Ricky Beggs, managing editor at Black Book, says the prices of those repaired vehicles are performing in line with the rest of the market at wholesale auctions.
"There is plenty of attendance and activity in those lanes," says Beggs of the repaired Toyotas. "Dealers aren't running from them."
Howard Moss, general manager of Bill Seidle Imports of Davie, in Davie, Fla., said he took a loaded 2008 Toyota Tacoma pickup as a trade-in last week for a new 2010 Mitsubishi vehicle that he would not identify.
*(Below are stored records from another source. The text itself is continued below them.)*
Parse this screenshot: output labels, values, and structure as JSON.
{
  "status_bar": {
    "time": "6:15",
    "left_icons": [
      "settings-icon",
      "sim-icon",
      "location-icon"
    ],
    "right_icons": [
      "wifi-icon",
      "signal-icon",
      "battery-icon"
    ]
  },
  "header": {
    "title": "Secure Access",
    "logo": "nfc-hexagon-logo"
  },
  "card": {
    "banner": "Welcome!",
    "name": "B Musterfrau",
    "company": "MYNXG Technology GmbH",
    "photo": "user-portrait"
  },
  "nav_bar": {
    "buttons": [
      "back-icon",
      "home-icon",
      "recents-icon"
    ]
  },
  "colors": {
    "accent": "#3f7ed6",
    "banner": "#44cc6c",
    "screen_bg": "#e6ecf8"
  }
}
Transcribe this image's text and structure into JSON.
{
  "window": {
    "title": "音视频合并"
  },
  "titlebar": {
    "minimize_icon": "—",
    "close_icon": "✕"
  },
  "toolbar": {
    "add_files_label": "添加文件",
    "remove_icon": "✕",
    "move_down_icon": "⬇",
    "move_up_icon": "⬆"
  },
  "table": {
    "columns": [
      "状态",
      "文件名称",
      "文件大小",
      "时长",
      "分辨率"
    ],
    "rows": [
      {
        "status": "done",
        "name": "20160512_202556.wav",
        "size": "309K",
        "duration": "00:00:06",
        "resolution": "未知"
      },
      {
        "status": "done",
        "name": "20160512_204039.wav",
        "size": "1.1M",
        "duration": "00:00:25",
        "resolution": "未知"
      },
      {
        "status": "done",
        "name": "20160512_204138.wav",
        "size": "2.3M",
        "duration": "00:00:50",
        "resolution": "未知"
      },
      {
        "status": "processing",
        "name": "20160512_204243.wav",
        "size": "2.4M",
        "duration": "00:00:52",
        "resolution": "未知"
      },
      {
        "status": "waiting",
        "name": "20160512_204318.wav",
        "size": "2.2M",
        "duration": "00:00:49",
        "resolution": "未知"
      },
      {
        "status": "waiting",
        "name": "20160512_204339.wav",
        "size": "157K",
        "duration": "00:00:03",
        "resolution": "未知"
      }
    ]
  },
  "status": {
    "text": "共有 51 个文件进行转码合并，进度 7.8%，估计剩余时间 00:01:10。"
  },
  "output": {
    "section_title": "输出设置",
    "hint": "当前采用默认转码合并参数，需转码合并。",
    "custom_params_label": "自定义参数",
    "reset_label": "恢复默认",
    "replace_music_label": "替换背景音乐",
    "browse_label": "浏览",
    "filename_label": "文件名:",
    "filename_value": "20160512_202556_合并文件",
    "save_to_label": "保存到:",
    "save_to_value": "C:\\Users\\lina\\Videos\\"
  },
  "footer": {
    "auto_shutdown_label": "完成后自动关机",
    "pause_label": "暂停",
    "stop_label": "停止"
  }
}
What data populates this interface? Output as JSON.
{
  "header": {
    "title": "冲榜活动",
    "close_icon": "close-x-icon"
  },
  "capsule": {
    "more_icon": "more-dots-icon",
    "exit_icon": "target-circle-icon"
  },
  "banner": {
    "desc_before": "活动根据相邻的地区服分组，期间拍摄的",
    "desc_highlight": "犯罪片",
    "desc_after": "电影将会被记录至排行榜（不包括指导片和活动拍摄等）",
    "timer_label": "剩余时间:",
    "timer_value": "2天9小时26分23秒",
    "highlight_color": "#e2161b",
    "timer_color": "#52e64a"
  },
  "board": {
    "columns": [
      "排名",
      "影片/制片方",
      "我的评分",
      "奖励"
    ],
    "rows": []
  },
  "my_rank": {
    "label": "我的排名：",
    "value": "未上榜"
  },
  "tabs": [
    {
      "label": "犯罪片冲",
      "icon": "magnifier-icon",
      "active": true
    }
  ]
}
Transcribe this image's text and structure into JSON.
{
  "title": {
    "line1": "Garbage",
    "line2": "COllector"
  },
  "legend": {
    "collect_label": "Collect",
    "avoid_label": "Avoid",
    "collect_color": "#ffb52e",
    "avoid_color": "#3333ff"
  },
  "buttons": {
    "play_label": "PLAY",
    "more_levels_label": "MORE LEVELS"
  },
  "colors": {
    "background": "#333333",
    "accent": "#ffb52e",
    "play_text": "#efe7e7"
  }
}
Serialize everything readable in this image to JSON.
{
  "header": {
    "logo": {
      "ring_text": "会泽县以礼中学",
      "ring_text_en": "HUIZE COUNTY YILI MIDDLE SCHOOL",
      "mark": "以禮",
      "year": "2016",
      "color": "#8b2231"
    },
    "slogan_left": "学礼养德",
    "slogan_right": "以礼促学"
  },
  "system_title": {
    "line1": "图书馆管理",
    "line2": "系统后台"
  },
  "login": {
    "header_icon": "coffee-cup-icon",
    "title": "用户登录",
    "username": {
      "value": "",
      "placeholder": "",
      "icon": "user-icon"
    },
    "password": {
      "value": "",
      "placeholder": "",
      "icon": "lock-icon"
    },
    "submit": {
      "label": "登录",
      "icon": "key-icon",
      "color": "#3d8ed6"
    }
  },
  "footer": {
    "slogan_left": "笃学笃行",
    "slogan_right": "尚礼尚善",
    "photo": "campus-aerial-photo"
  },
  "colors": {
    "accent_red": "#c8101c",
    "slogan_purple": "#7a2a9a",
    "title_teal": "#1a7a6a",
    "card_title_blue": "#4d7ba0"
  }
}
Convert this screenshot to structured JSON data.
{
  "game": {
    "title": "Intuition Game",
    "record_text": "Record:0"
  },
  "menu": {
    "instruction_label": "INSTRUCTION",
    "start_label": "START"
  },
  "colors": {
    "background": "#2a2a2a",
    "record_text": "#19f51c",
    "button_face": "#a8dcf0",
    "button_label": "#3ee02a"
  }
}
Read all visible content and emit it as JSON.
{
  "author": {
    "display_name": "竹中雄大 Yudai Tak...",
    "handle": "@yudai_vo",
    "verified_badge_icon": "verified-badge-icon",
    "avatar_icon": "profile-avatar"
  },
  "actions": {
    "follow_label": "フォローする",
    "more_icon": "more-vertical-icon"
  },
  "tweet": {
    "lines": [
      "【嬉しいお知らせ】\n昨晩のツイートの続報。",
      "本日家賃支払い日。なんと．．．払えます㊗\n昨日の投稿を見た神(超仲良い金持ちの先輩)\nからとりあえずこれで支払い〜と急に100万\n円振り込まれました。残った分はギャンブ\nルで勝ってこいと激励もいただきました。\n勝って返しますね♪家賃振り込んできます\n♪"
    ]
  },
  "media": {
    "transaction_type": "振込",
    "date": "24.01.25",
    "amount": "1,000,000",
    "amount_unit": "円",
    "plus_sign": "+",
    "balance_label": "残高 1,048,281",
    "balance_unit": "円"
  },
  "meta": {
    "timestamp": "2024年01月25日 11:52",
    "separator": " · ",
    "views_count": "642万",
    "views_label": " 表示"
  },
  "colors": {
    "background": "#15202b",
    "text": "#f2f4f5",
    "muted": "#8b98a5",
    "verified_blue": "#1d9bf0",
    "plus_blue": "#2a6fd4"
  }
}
Moss gave the customer $17,000 for the Tacoma, $2,000 less than he would have given prior to the recall.
The customer traded the truck because of an addition to his family, Moss said. He said the customer expected the value to be lower because of the recall, adding: "At the end, we shook hands and made a car sale."
David Wilson Jr., vice president of Preston Auto Group in Preston, Md., says his group, which sells Ford, Lincoln, Mercury, Hyundai, Mazda, Suzuki and Nissan, has taken several recalled Camrys in trade, mostly from people seeking to buy Ford Tauruses and Fusions and Hyundai Sonotas.
Wilson gets prices from several wholesalers and knows what they will pay for a vehicle when he sets the trade value. He said wholesalers are typically paying about $1,500 to $2,000 less than what they would have paid prior to the sales suspension.
He immediately sells the trade-in to a wholesaler based on that preset price. Says Wilson: "We're not waiting to see where the market is going."